The worst example is probably “Don’t Play That Song,” originally released by Ben E. King in 1962 and famously covered by Aretha Franklin, who took it to number one on the Billboard R&B chart for five weeks in 1970. Bruce leans in more toward Franklin than King on this one, and I like the video, which tells me there’ll be lots of horns and strings and backup singers on the upcoming tour. For my money, though, he never manages to one-up Aretha and make the song his own, despite a brief detour into spoken word (“I remember those summer nights down by the shore…”). I wonder if he considered doing a duet with Patti on this one, the way Sam Moore and Bekka Bramlett teamed up on Sam’s terrific 2006 album, Overnight Sensational.
Sam (of the legendary Sam & Dave, but you knew that already, didn’t you?) shows up on two songs: “Soul Days,” Dobie Gray’s terrific Carolina shag summer song, and William Bell’s “I Forgot to Be Your Lover,” which would segueway well with Bruce’s “Back in Your Arms,” released on the 1998 Tracks boxed set.
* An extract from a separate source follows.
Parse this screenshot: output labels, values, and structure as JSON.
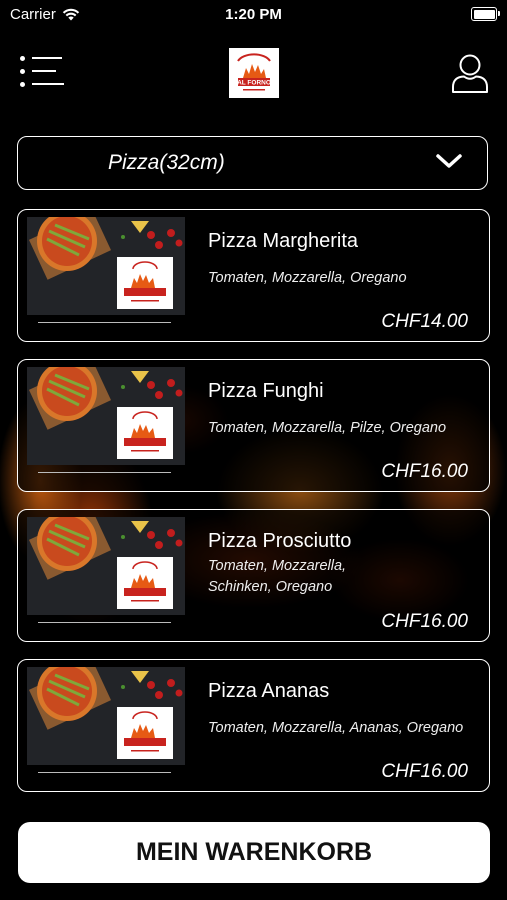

When the album’s track list was originally released, I was fascinated by two song choices: The Temptations’ “I Wish It Would Rain” and The Four Tops’ “7 Rooms of Gloom.” As a longtime fan of both groups, I wondered how Bruce would tackle these iconic Motown tunes. They’re both solid straightforward covers, but the latter really takes off in a way that suggests it will be absolutely terrific live – which, when all is said and done, is kind of what us Springsteen fans want to know as every new song and album is released.
VIDEO: Bruce Springsteen “Do I Love You (Indeed I Do)”
There are several tracks here that could easily become joyous concert set pieces, most notably the first single, “Do I Love You (Indeed I Do).” It’s a no-brainer to imagine 20,000 fans rocking the roof of the arena collectively singing to Bruce: “Do I love you? Do I love you? Do I love you? Indeed I do!”
The Jerry Butler title track, too, with its theme of looking back to one’s first love affair and the singer getting advice from his mother invites everyone to scream along in unison: “Only the strong survive!” Upbeat and positive, it also takes on deep poignancy when you consider how close Springsteen is to his 97-year-old mother, Adele, suffering from Alzheimer’s, who might well have given him the same advice.
And just as fans are looking to “Ghosts” from Letter to You as a show opener, it’s easy to see “Someday We’ll Be Together” as a show closer. Don’t do it, Bruce: That’s Diana Ross’ shtick.
Remarkably, according to the tour stats assembled by setlist.fm, none of the 15 songs on Only the Strong Survive were ever performed by Springsteen in concert. That will no doubt change when his 2023 tour kicks off in Florida in February.